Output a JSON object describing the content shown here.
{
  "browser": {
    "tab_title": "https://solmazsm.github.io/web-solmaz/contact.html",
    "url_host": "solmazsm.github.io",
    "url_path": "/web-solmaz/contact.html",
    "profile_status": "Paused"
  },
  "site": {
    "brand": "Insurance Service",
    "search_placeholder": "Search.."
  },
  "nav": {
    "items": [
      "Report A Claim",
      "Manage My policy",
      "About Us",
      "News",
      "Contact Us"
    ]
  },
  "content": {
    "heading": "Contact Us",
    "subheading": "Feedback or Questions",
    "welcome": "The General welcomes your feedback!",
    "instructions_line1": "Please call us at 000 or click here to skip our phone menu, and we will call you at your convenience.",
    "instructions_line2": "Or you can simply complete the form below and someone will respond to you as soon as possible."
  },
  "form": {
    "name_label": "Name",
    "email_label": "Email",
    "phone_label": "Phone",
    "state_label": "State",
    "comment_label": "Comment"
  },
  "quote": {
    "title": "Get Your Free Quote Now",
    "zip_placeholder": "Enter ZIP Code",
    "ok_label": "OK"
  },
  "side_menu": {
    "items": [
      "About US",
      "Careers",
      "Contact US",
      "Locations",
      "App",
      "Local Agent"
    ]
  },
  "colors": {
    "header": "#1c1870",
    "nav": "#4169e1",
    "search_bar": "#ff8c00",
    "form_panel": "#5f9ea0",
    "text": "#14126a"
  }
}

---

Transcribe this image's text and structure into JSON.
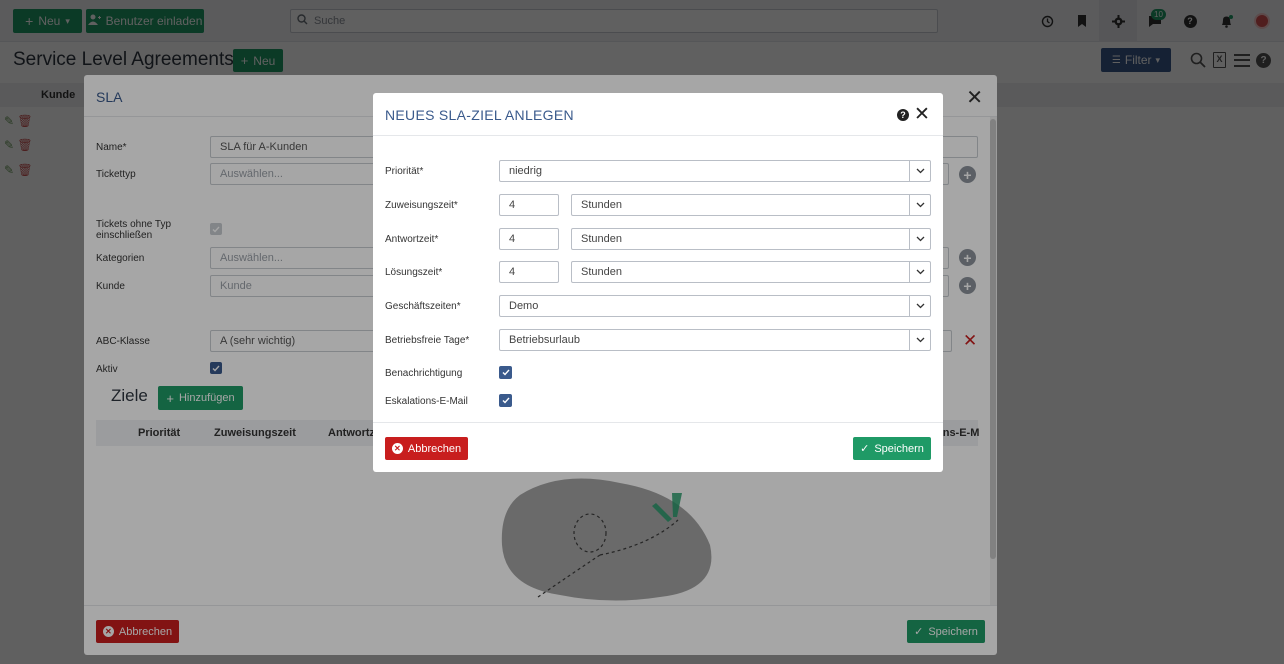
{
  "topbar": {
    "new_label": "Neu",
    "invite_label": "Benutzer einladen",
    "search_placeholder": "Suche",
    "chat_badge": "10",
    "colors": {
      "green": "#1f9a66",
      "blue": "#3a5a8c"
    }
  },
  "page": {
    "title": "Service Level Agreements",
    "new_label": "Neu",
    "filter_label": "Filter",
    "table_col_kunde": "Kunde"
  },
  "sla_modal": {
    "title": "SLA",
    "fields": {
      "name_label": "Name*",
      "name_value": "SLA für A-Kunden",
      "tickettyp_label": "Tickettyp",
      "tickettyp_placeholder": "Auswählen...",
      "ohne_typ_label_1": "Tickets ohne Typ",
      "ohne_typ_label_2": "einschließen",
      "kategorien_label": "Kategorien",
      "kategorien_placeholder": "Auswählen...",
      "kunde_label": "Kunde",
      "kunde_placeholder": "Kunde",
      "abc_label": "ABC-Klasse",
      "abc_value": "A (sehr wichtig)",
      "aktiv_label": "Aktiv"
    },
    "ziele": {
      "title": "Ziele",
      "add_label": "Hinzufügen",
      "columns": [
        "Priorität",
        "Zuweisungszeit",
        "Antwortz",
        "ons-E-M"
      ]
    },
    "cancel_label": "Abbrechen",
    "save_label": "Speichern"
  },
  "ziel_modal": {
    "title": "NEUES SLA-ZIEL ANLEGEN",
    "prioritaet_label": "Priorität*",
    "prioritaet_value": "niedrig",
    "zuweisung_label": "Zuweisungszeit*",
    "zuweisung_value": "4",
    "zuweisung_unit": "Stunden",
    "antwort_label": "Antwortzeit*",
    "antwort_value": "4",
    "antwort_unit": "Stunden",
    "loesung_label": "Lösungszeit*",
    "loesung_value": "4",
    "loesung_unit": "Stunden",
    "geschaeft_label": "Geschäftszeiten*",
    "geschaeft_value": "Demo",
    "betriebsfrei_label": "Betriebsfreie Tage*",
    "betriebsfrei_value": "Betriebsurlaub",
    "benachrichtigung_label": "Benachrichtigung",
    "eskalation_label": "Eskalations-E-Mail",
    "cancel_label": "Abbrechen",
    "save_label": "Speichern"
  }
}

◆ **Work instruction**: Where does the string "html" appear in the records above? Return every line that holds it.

◆ **Exercise solution**:
    "tab_title": "https://solmazsm.github.io/web-solmaz/contact.html",
    "url_path": "/web-solmaz/contact.html",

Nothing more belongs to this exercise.